Large venue projectors start at 4000 – 5000 lumens and are available up to 30,000 lumens plus, where as portable projectors typically are only available up to 3000 – 5000 lumens of brightness. As we have seen above, sanctuaries and worship centers often require much brighter projectors than a home theater or conference room, with the typical large screen requiring 10,000 to 12,000 lumens, much brighter than most portable projectors can provide.

There are many other specifications and room design factors that can help determine the right projector for the job, beyond the scope of this article, but the intent here is to give an overview of projection and the practical aspects of implementing it in a house of worship. For more information about projection systems, contact a church media consultant such as myself (jeff@essentricaudio.com) or let me suggest a design build firm such as Stark Raving Solution and let us design the right projection system.

How Do You Get Your CAST?

Cool Products, Media, Technology - by - June 28, 2007 - 17:56 Etc/GMT+5 - Be first to Comment!

Cast? What Cast?
podcast, vodcast, RSS feeds of various types – See, I ask because I know that a majority of you still just read what you want, when you want it using your web-browser. I have recently converted myself from one who just checked in when I felt like it, to one who subscribes to the feeds.

I resisted the movement for a long time – I figured the fad would pass, it was just a waste of time, I really didn’t need it, would not use it. Boy was I wrong. Everyone is blogging and podcasting. I even have heard that some church staff members are creating internal podcast just for their team members to improve communication.
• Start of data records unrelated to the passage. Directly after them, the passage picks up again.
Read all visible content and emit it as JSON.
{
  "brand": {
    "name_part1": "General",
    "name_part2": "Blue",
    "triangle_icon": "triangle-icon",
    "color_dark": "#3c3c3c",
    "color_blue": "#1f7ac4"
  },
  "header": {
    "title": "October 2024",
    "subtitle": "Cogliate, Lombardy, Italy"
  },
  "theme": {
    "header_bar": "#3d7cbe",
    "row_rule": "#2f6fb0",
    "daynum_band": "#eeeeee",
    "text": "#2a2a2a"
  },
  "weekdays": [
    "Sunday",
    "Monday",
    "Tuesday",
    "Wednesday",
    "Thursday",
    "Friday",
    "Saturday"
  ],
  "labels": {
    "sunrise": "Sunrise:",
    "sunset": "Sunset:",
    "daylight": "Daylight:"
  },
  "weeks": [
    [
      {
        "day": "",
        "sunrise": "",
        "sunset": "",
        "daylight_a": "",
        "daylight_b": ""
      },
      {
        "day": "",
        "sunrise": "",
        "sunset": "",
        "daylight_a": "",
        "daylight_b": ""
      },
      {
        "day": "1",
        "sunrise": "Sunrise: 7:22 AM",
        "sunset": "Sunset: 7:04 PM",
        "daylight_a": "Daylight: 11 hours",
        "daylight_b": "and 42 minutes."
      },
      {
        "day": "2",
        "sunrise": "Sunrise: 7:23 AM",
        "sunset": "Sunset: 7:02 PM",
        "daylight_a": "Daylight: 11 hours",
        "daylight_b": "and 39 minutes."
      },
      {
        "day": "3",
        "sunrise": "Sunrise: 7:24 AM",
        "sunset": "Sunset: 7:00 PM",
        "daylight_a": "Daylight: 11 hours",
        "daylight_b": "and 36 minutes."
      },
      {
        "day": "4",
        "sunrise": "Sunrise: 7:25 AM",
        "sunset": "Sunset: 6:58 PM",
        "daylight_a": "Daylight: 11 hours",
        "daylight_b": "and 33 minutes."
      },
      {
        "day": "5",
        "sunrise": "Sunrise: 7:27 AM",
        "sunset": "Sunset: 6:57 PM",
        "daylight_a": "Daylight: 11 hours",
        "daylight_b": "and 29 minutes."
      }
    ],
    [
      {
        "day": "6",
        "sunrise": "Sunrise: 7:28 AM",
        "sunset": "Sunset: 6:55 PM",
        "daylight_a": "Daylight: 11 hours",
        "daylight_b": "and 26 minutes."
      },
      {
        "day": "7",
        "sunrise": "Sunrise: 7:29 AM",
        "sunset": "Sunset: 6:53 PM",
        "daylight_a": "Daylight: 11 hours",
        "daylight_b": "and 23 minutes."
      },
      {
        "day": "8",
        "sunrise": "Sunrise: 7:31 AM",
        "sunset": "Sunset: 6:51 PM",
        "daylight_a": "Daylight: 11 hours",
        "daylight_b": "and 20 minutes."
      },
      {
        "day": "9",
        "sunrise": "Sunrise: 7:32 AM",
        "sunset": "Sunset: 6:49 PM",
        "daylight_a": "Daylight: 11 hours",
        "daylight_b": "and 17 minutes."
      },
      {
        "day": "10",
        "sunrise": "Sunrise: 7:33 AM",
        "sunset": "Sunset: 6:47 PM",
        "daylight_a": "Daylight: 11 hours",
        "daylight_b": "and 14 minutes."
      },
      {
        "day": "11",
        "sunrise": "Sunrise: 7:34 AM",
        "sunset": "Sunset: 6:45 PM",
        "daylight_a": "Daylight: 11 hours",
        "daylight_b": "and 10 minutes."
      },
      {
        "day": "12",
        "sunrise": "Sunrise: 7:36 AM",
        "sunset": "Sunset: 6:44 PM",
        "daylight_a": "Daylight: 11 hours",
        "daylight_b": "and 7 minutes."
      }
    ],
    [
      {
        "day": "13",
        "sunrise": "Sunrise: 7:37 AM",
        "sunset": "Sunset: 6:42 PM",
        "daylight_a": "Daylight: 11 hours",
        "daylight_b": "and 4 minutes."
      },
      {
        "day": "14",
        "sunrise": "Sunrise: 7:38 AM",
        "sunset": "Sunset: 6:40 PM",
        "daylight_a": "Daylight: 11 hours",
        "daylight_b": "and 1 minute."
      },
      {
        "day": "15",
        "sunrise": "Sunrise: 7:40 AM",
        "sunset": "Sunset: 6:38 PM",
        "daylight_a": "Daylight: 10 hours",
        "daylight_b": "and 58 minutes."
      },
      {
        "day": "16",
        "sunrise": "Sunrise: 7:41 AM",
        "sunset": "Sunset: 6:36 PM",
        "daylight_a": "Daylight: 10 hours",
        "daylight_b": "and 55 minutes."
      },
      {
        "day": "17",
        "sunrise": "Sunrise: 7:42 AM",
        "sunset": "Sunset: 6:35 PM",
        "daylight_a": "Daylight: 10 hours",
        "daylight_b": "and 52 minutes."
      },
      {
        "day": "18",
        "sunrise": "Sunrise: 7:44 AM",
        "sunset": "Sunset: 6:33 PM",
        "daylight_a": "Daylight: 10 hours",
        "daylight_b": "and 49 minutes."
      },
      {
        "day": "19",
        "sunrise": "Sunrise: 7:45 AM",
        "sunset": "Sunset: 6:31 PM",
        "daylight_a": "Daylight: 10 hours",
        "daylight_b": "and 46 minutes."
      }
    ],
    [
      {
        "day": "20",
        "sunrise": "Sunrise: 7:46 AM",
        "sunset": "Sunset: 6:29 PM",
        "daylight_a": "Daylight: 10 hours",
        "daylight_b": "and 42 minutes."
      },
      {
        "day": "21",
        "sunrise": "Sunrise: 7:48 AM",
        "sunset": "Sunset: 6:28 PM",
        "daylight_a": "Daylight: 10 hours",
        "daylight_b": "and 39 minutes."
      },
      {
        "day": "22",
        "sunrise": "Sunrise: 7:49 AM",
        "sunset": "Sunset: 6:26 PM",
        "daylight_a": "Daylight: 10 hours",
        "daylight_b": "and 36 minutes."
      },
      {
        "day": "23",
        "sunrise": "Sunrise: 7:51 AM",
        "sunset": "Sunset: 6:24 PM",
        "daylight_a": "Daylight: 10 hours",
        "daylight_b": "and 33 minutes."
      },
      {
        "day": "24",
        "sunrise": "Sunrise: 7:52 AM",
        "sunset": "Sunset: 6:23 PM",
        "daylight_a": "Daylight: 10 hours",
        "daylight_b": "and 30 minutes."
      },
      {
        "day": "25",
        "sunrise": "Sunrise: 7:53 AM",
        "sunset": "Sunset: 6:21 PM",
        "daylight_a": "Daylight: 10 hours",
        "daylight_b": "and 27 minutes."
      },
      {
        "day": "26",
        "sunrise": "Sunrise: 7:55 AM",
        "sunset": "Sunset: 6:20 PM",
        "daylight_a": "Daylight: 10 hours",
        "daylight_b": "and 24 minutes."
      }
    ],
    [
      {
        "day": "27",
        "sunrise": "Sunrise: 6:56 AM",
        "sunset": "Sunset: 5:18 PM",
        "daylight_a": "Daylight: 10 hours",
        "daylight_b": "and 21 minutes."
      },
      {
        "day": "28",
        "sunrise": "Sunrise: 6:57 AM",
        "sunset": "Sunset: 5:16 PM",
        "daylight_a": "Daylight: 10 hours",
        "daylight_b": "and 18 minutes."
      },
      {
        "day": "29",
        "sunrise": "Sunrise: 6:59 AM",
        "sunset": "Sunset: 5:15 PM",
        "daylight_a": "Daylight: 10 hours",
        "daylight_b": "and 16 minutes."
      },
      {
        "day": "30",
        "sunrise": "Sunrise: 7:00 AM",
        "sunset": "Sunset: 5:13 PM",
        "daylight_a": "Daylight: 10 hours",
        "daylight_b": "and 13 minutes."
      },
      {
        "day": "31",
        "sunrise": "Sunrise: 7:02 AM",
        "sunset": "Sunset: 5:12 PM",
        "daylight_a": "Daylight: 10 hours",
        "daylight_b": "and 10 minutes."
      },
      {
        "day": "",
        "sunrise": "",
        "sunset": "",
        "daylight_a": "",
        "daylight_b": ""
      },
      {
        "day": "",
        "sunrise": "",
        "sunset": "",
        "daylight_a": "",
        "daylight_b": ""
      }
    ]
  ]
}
Now there is a thought – where is my microphone?

So what am I using?

  • iTunes for all the media content feeds (podcast / vodcast)
  • Vienna for all the blogs and news related feeds

It is nice to always have media I want to listen to ready on my iPod, and when I just have a minute and want to catch up on new, open Vienna and see what the latest is at all the sites I like to visit.